My oldest in a frantic need to poop, always gets in trouble. He got to the dinner table with T, and apparently (though he denies it) gave him my salad tongs to play with. My salad tongs that were a special gift from a friend that bought them for me in Africa. The wooden tongs that makes me think of these special people that moved away four years ago every time I serve salad. He apparently (though he denies it) helped show T that he could pry at the fork with the spoon, and in the process snapped the business end of the fork in two - effectively ruining these. "Oh well, you'll have to get some new salad thing. Look what T did."

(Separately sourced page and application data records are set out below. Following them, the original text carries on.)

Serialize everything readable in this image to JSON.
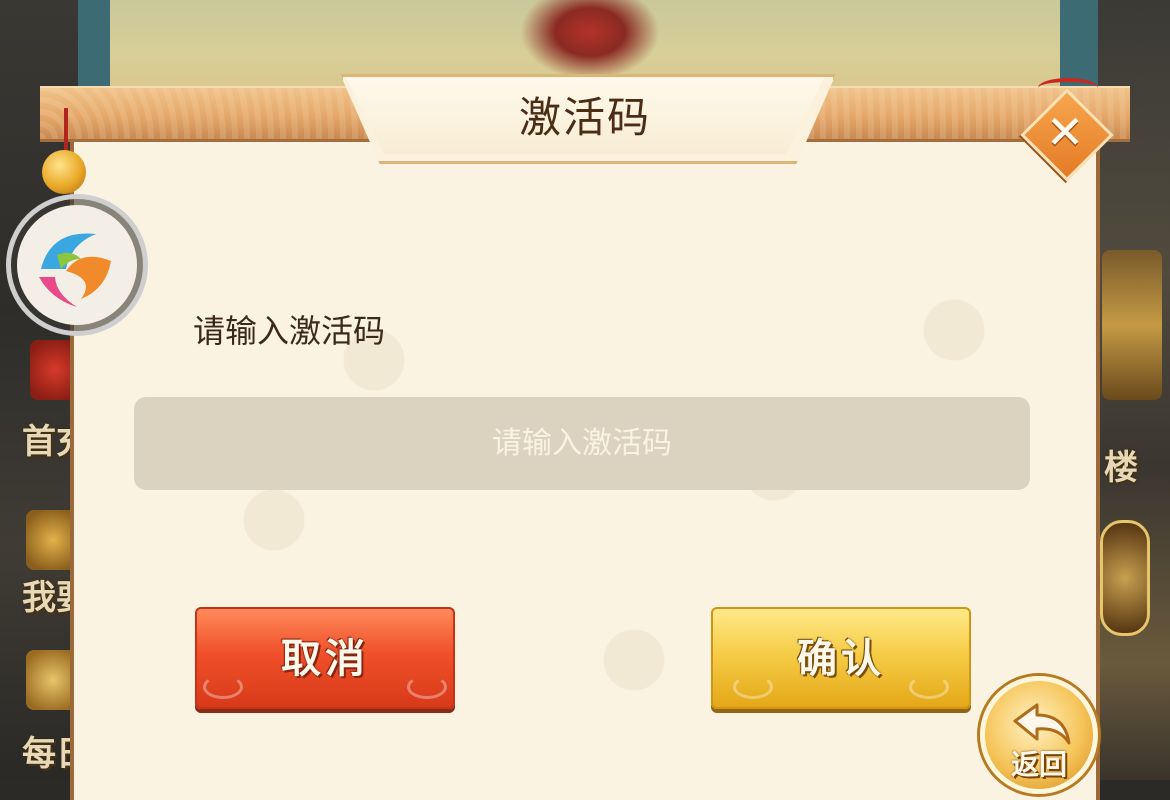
{
  "dialog": {
    "title": "激活码",
    "prompt_label": "请输入激活码",
    "input": {
      "value": "",
      "placeholder": "请输入激活码"
    },
    "cancel_label": "取消",
    "confirm_label": "确认",
    "close_glyph": "✕"
  },
  "background": {
    "left_labels": [
      "首充",
      "我要",
      "每日"
    ],
    "right_labels": [
      "楼"
    ]
  },
  "back_button": {
    "label": "返回"
  },
  "colors": {
    "panel": "#fbf3e2",
    "header": "#e5a86a",
    "cancel": "#f0502a",
    "confirm": "#f6cd47",
    "input_bg": "#dcd2c0",
    "title_text": "#4a2d14"
  },
  "icons": [
    "close-icon",
    "charm-bell-icon",
    "game-logo-icon",
    "back-arrow-icon"
  ]
}
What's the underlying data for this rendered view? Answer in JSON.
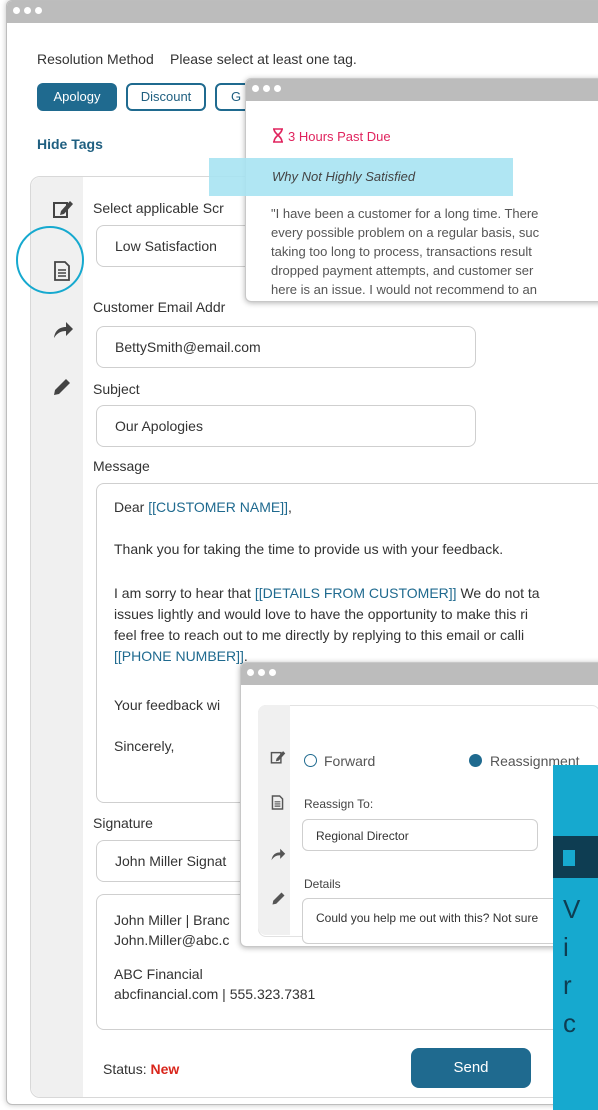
{
  "resolution": {
    "method_label": "Resolution Method",
    "hint": "Please select at least one tag.",
    "tags": [
      "Apology",
      "Discount",
      "G"
    ],
    "hide_tags": "Hide Tags"
  },
  "form": {
    "script_label": "Select applicable Scr",
    "script_value": "Low Satisfaction",
    "email_label": "Customer Email Addr",
    "email_value": "BettySmith@email.com",
    "subject_label": "Subject",
    "subject_value": "Our Apologies",
    "message_label": "Message",
    "message": {
      "greeting_prefix": "Dear ",
      "customer_name": "[[CUSTOMER NAME]]",
      "greeting_suffix": ",",
      "p1": "Thank you for taking the time to provide us with your feedback.",
      "p2_prefix": "I am sorry to hear that  ",
      "details": "[[DETAILS FROM CUSTOMER]]",
      "p2_suffix": " We do not ta",
      "p2_line2": "issues lightly and would love to have the opportunity to make this ri",
      "p2_line3": "feel free to reach out to me directly by replying to this email or calli",
      "phone": "[[PHONE NUMBER]]",
      "phone_suffix": ".",
      "p3": "Your feedback wi",
      "closing": "Sincerely,"
    },
    "signature_label": "Signature",
    "signature_value": "John Miller Signat",
    "sig_line1": "John Miller | Branc",
    "sig_line2": "John.Miller@abc.c",
    "sig_line3": "ABC Financial",
    "sig_line4": "abcfinancial.com | 555.323.7381",
    "status_label": "Status: ",
    "status_value": "New",
    "send_label": "Send"
  },
  "feedback_popup": {
    "due": "3 Hours Past Due",
    "heading": "Why Not Highly Satisfied",
    "lines": [
      "\"I have been a customer for a long time. There",
      "every possible problem on a regular basis, suc",
      "taking too long to process, transactions result",
      "dropped payment attempts, and customer ser",
      "here is an issue. I would not recommend to an"
    ]
  },
  "assign_popup": {
    "forward": "Forward",
    "reassignment": "Reassignment",
    "reassign_label": "Reassign To:",
    "reassign_value": "Regional Director",
    "details_label": "Details",
    "details_value": "Could you help me out with this? Not sure"
  },
  "teal_card": {
    "letters": [
      "V",
      "i",
      "r",
      "c"
    ]
  },
  "colors": {
    "accent": "#1f6a8f",
    "due": "#e0245e",
    "status_new": "#d9261c",
    "highlight": "#a7e3f2",
    "teal": "#16a9cf",
    "teal_dark": "#0e3d52"
  }
}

This would have been a good time for that sense. That, or any time in the following two hours. But, I haven't seen any sing of remorse, or any sign that he can recognize when I am about to explode.

(think Martha Stewart's voice) That would be a good thing.

Do your kids have that sense?

Saturday, January 5, 2008

iPod Horoscope Meme

I found this at Jonathan's blog - I assumed that I would get random chapters out of some books I have up-loaded. But, some of these were pretty funny.
1. Put your iTunes on Shuffle.
2. For each question, press the next button to get your answer.
3. You must write that song name down no matter what.

Q. What would best describe your personality?
A. Groaning the Blues, Eric Clapton
Good grief, I never claimed to be a perky optimistic gal, but this seems extreme.
Q. If some one says it’s okay you say…
A. Shade of Grey, Bob Weir and Robert Wasserman
No optimism here, either.

Q. What do you like in a boy (girl)?
A. Wrong'Em Boyo, The Clash
Reflects my taste in men before I met my husband, I presume.
Q.How do you feel today?
A. Around and Around, The Grateful Dead
Sounds about right.
Q.What is your life’s purpose?
A. Rockstar, Nickelback
Hmmmm. Other than the drugs, loose women, and all night carousing... it doesn't fit at all.
Q. What is your motto?
A. Let's Do the Numbers Rumba, Raffi
This seems a bit more like it, scientist and all.
Q. What do your friends think of you?
A. (You Make Me Feel Like A) Natural Woman, Aretha Franklin
It is good to be empowering, right?

Q. What do you think of your friends?
A. John Barleycorn, Traffic
No idea...
Q. What do you think of your parents?
A. I'm Free, The Who
Sounds like how I might have felt in college... not so now, Dad is a dear friend.
Q.What do your parents think of you?
A. Concorde Super Jet Airliner, BBC Sound Effect Library
He may think this of my children - geez are they ever loud!
Incidently, I added the sound effects for a game at my kid's birthday party.
Q. What do you think about very often?
A. Snooker, One Shot, BBC Sound Effect Library
Well, I play billiards (badly), but not snooker.
Q. What do you think of your best friend(s)?
A. I am the Walrus, Beatles
Q. What do you think of the person you love?
A. Play with Fire, The Rolling Stones
He sure is hot, my guy.
Q.What is your life story?
A. Wishing Well, Schonherz and Scott
Almost makes me seem optimistic.
Q. What do you want to be when you grow up?
A. Montana Half-Light, Philip Aaberg
Q. What do you think when you see the person you love?
A. Ball, Single Kick, BBC Sound Library
Nothing to add here.
Q. What is your hobby/interest?
A. Rock and Roll Nights, Bachman-Turner Overdrive
Dude, just like a rockstar - right?
Q. What will they play at your funeral?
A. Seven Bridges Road, The Eagles
Could be worse.
Q. What is your biggest secret?
A. Walz of the Snowflakes, Tchaikovsky
No idea... it must really be a secret.